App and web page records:

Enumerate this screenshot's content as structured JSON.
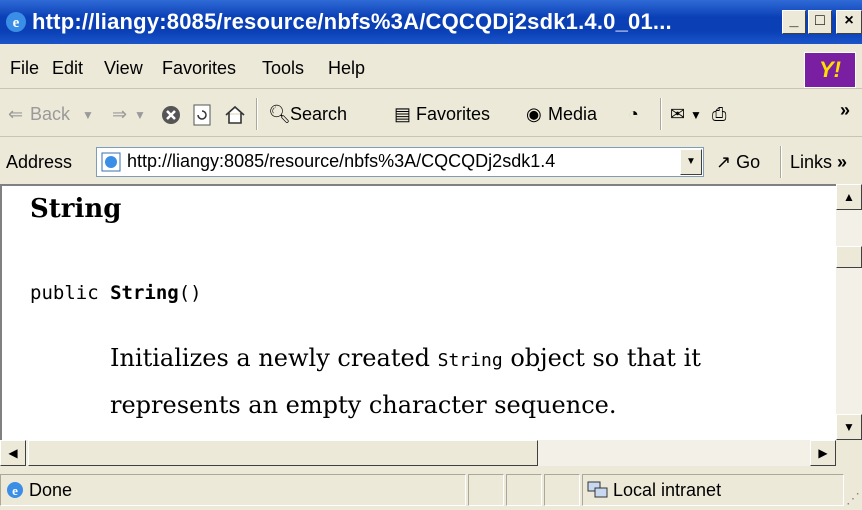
{
  "window": {
    "title": "http://liangy:8085/resource/nbfs%3A/CQCQDj2sdk1.4.0_01...",
    "minimize": "_",
    "maximize": "□",
    "close": "×"
  },
  "menu": [
    "File",
    "Edit",
    "View",
    "Favorites",
    "Tools",
    "Help"
  ],
  "toolbar": {
    "back": "Back",
    "search": "Search",
    "favorites": "Favorites",
    "media": "Media",
    "more": "»"
  },
  "address": {
    "label": "Address",
    "url": "http://liangy:8085/resource/nbfs%3A/CQCQDj2sdk1.4",
    "go": "Go",
    "links": "Links",
    "more": "»"
  },
  "content": {
    "heading": "String",
    "sig_prefix": "public ",
    "sig_name": "String",
    "sig_suffix": "()",
    "desc_pre": "Initializes a newly created ",
    "desc_code": "String",
    "desc_post": " object so that it represents an empty character sequence."
  },
  "status": {
    "left": "Done",
    "zone": "Local intranet"
  },
  "colors": {
    "titlebar": "#0a3fb5",
    "chrome": "#ece9d8"
  }
}
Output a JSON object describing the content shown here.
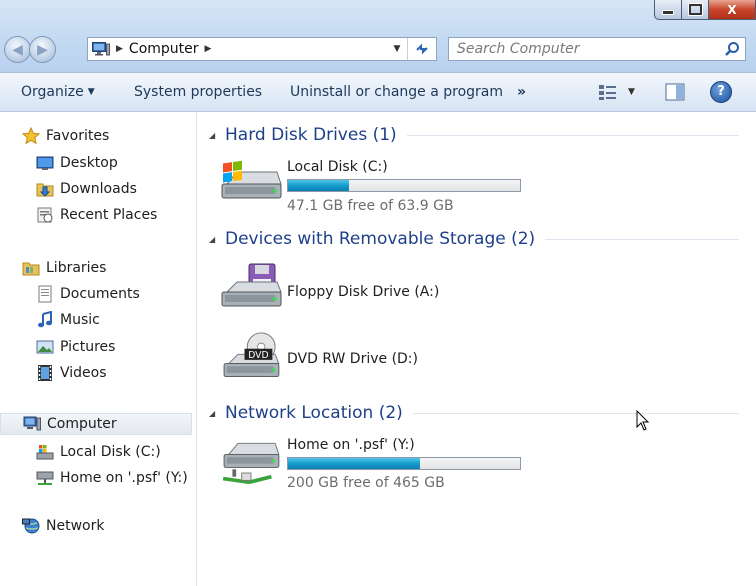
{
  "window": {
    "controls": {
      "close_label": "X"
    }
  },
  "nav": {
    "back_glyph": "◀",
    "forward_glyph": "▶",
    "address": {
      "crumb": "Computer"
    },
    "search": {
      "placeholder": "Search Computer"
    }
  },
  "commands": {
    "organize": "Organize",
    "system_properties": "System properties",
    "uninstall": "Uninstall or change a program",
    "more": "»",
    "help": "?"
  },
  "sidebar": {
    "favorites": {
      "label": "Favorites",
      "items": [
        "Desktop",
        "Downloads",
        "Recent Places"
      ]
    },
    "libraries": {
      "label": "Libraries",
      "items": [
        "Documents",
        "Music",
        "Pictures",
        "Videos"
      ]
    },
    "computer": {
      "label": "Computer",
      "items": [
        "Local Disk (C:)",
        "Home on '.psf' (Y:)"
      ]
    },
    "network": {
      "label": "Network"
    }
  },
  "groups": {
    "hdd": {
      "title": "Hard Disk Drives (1)",
      "drives": [
        {
          "name": "Local Disk (C:)",
          "free_text": "47.1 GB free of 63.9 GB",
          "used_fraction": 0.263
        }
      ]
    },
    "removable": {
      "title": "Devices with Removable Storage (2)",
      "drives": [
        {
          "name": "Floppy Disk Drive (A:)"
        },
        {
          "name": "DVD RW Drive (D:)",
          "badge": "DVD"
        }
      ]
    },
    "network": {
      "title": "Network Location (2)",
      "drives": [
        {
          "name": "Home on '.psf' (Y:)",
          "free_text": "200 GB free of 465 GB",
          "used_fraction": 0.57
        }
      ]
    }
  },
  "colors": {
    "group_title": "#1e3f8a",
    "bar_fill": "#1aa0cf",
    "free_text": "#6d6d6d"
  }
}
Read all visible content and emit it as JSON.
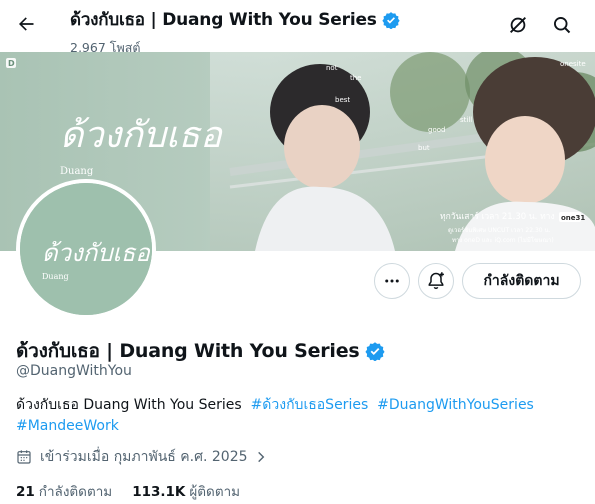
{
  "header": {
    "title": "ด้วงกับเธอ | Duang With You Series",
    "posts_count": "2,967 โพสต์",
    "icons": [
      "back-arrow-icon",
      "verified-badge-icon",
      "grok-icon",
      "search-icon"
    ]
  },
  "banner": {
    "logo_text": "D",
    "corner_logo": "onesite",
    "lyric_words": [
      "not",
      "the",
      "best",
      "good",
      "but",
      "still"
    ],
    "title_art": "ด้วงกับเธอ",
    "title_art_sub": "Duang",
    "airtime": "ทุกวันเสาร์ เวลา 21.30 น. ทาง",
    "channel": "one31",
    "line2": "ดูเวอร์ชันพิเศษ UNCUT เวลา 22.30 น.",
    "line3": "ทาง oneD และ iQ.com (ไม่มีโฆษณา)"
  },
  "avatar": {
    "title_art": "ด้วงกับเธอ",
    "title_art_sub": "Duang"
  },
  "actions": {
    "more_icon": "more-icon",
    "notify_icon": "notification-plus-icon",
    "follow_label": "กำลังติดตาม"
  },
  "profile": {
    "name": "ด้วงกับเธอ | Duang With You Series",
    "handle": "@DuangWithYou",
    "bio_text": "ด้วงกับเธอ Duang With You Series",
    "hashtags": [
      "#ด้วงกับเธอSeries",
      "#DuangWithYouSeries",
      "#MandeeWork"
    ],
    "joined": "เข้าร่วมเมื่อ กุมภาพันธ์ ค.ศ. 2025"
  },
  "stats": {
    "following_count": "21",
    "following_label": "กำลังติดตาม",
    "followers_count": "113.1K",
    "followers_label": "ผู้ติดตาม"
  },
  "colors": {
    "accent": "#1d9bf0",
    "text": "#0f1419",
    "muted": "#536471",
    "border": "#cfd9de",
    "banner_green": "#9fb8a9"
  }
}
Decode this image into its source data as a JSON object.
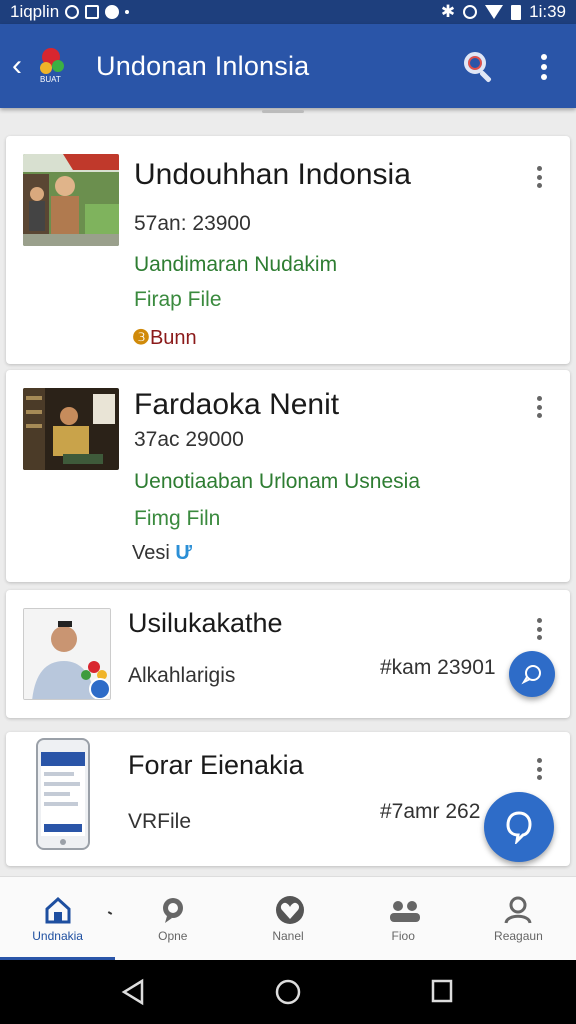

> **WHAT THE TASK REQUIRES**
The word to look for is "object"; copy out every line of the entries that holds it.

> **RESPONSE AREA**
    "desc_post": " object so that it represents an empty character sequence."
Output a JSON object describing the content shown here.
Decode this image into its source data as a JSON object.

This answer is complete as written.